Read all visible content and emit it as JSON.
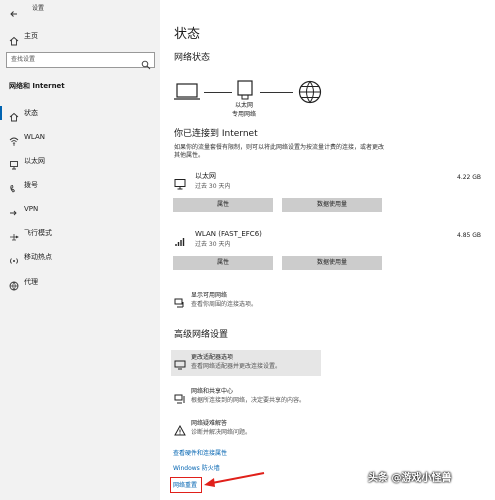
{
  "window": {
    "title": "设置"
  },
  "sidebar": {
    "home_label": "主页",
    "search_placeholder": "查找设置",
    "section_title": "网络和 Internet",
    "items": [
      {
        "label": "状态",
        "icon": "home-globe-icon",
        "active": true
      },
      {
        "label": "WLAN",
        "icon": "wifi-icon"
      },
      {
        "label": "以太网",
        "icon": "ethernet-icon"
      },
      {
        "label": "拨号",
        "icon": "dialup-icon"
      },
      {
        "label": "VPN",
        "icon": "vpn-icon"
      },
      {
        "label": "飞行模式",
        "icon": "airplane-icon"
      },
      {
        "label": "移动热点",
        "icon": "hotspot-icon"
      },
      {
        "label": "代理",
        "icon": "proxy-globe-icon"
      }
    ]
  },
  "main": {
    "page_title": "状态",
    "network_status_heading": "网络状态",
    "diagram": {
      "label_line1": "以太网",
      "label_line2": "专用网络"
    },
    "connected_heading": "你已连接到 Internet",
    "connected_desc": "如果你的流量套餐有限制，则可以将此网络设置为按流量计费的连接，或者更改其他属性。",
    "connections": [
      {
        "name": "以太网",
        "sub": "过去 30 天内",
        "usage": "4.22 GB",
        "btn_props": "属性",
        "btn_usage": "数据使用量"
      },
      {
        "name": "WLAN (FAST_EFC6)",
        "sub": "过去 30 天内",
        "usage": "4.85 GB",
        "btn_props": "属性",
        "btn_usage": "数据使用量"
      }
    ],
    "show_networks": {
      "title": "显示可用网络",
      "desc": "查看你周围的连接选项。"
    },
    "advanced_heading": "高级网络设置",
    "advanced_items": [
      {
        "title": "更改适配器选项",
        "desc": "查看网络适配器并更改连接设置。"
      },
      {
        "title": "网络和共享中心",
        "desc": "根据所连接到的网络，决定要共享的内容。"
      },
      {
        "title": "网络疑难解答",
        "desc": "诊断并解决网络问题。"
      }
    ],
    "links": {
      "hardware": "查看硬件和连接属性",
      "firewall": "Windows 防火墙",
      "reset": "网络重置"
    }
  },
  "watermark": "头条 @游戏小怪兽"
}
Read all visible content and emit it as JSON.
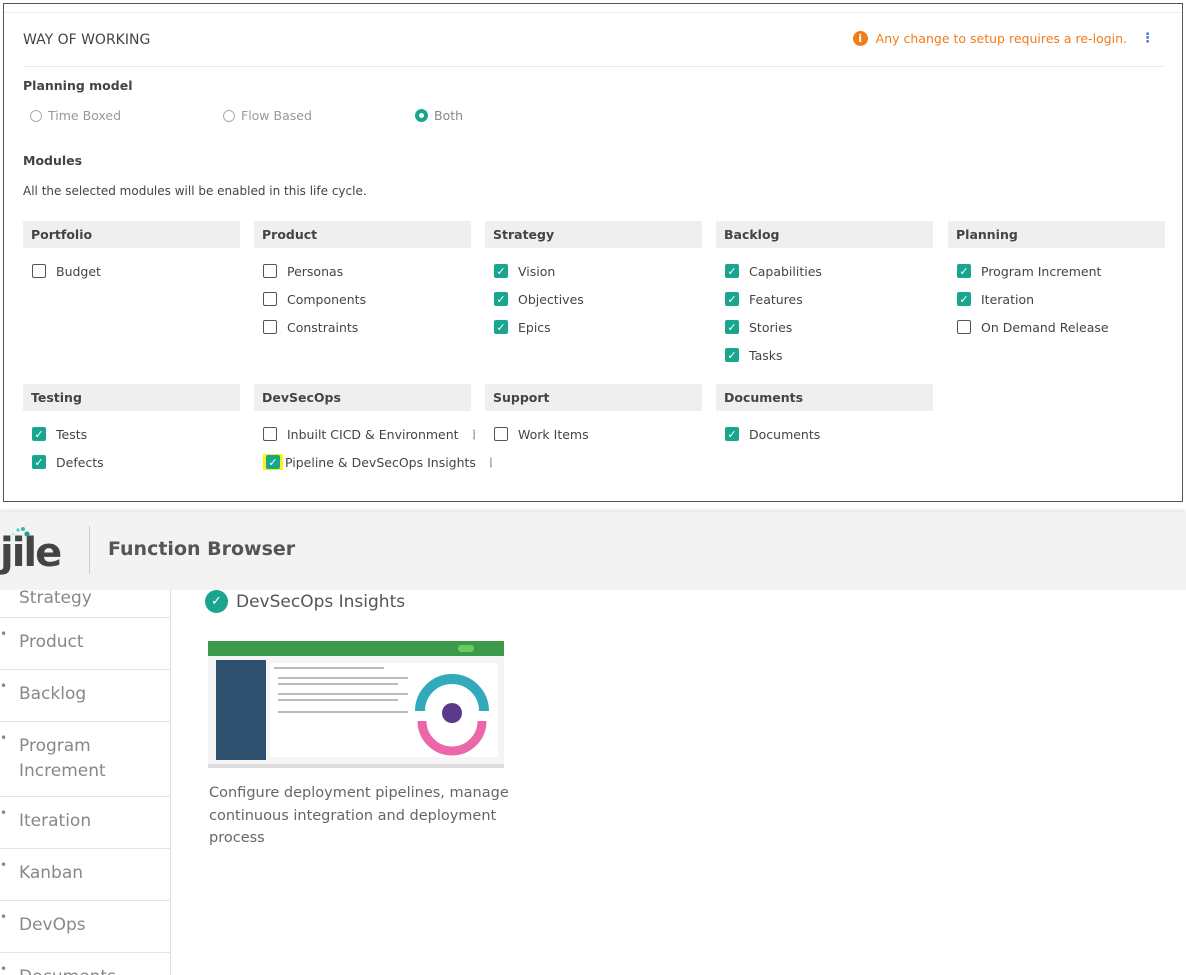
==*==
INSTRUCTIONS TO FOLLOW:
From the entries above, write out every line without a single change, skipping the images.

ANSWER TO THE PROBLEM:
Read all visible content and emit it as JSON.
{
  "window": {
    "title": "设置"
  },
  "sidebar": {
    "home_label": "主页",
    "search_placeholder": "查找设置",
    "section_title": "网络和 Internet",
    "items": [
      {
        "label": "状态",
        "icon": "home-globe-icon",
        "active": true
      },
      {
        "label": "WLAN",
        "icon": "wifi-icon"
      },
      {
        "label": "以太网",
        "icon": "ethernet-icon"
      },
      {
        "label": "拨号",
        "icon": "dialup-icon"
      },
      {
        "label": "VPN",
        "icon": "vpn-icon"
      },
      {
        "label": "飞行模式",
        "icon": "airplane-icon"
      },
      {
        "label": "移动热点",
        "icon": "hotspot-icon"
      },
      {
        "label": "代理",
        "icon": "proxy-globe-icon"
      }
    ]
  },
  "main": {
    "page_title": "状态",
    "network_status_heading": "网络状态",
    "diagram": {
      "label_line1": "以太网",
      "label_line2": "专用网络"
    },
    "connected_heading": "你已连接到 Internet",
    "connected_desc": "如果你的流量套餐有限制，则可以将此网络设置为按流量计费的连接，或者更改其他属性。",
    "connections": [
      {
        "name": "以太网",
        "sub": "过去 30 天内",
        "usage": "4.22 GB",
        "btn_props": "属性",
        "btn_usage": "数据使用量"
      },
      {
        "name": "WLAN (FAST_EFC6)",
        "sub": "过去 30 天内",
        "usage": "4.85 GB",
        "btn_props": "属性",
        "btn_usage": "数据使用量"
      }
    ],
    "show_networks": {
      "title": "显示可用网络",
      "desc": "查看你周围的连接选项。"
    },
    "advanced_heading": "高级网络设置",
    "advanced_items": [
      {
        "title": "更改适配器选项",
        "desc": "查看网络适配器并更改连接设置。"
      },
      {
        "title": "网络和共享中心",
        "desc": "根据所连接到的网络，决定要共享的内容。"
      },
      {
        "title": "网络疑难解答",
        "desc": "诊断并解决网络问题。"
      }
    ],
    "links": {
      "hardware": "查看硬件和连接属性",
      "firewall": "Windows 防火墙",
      "reset": "网络重置"
    }
  },
  "watermark": "头条 @游戏小怪兽"
}
Read all visible content and emit it as JSON.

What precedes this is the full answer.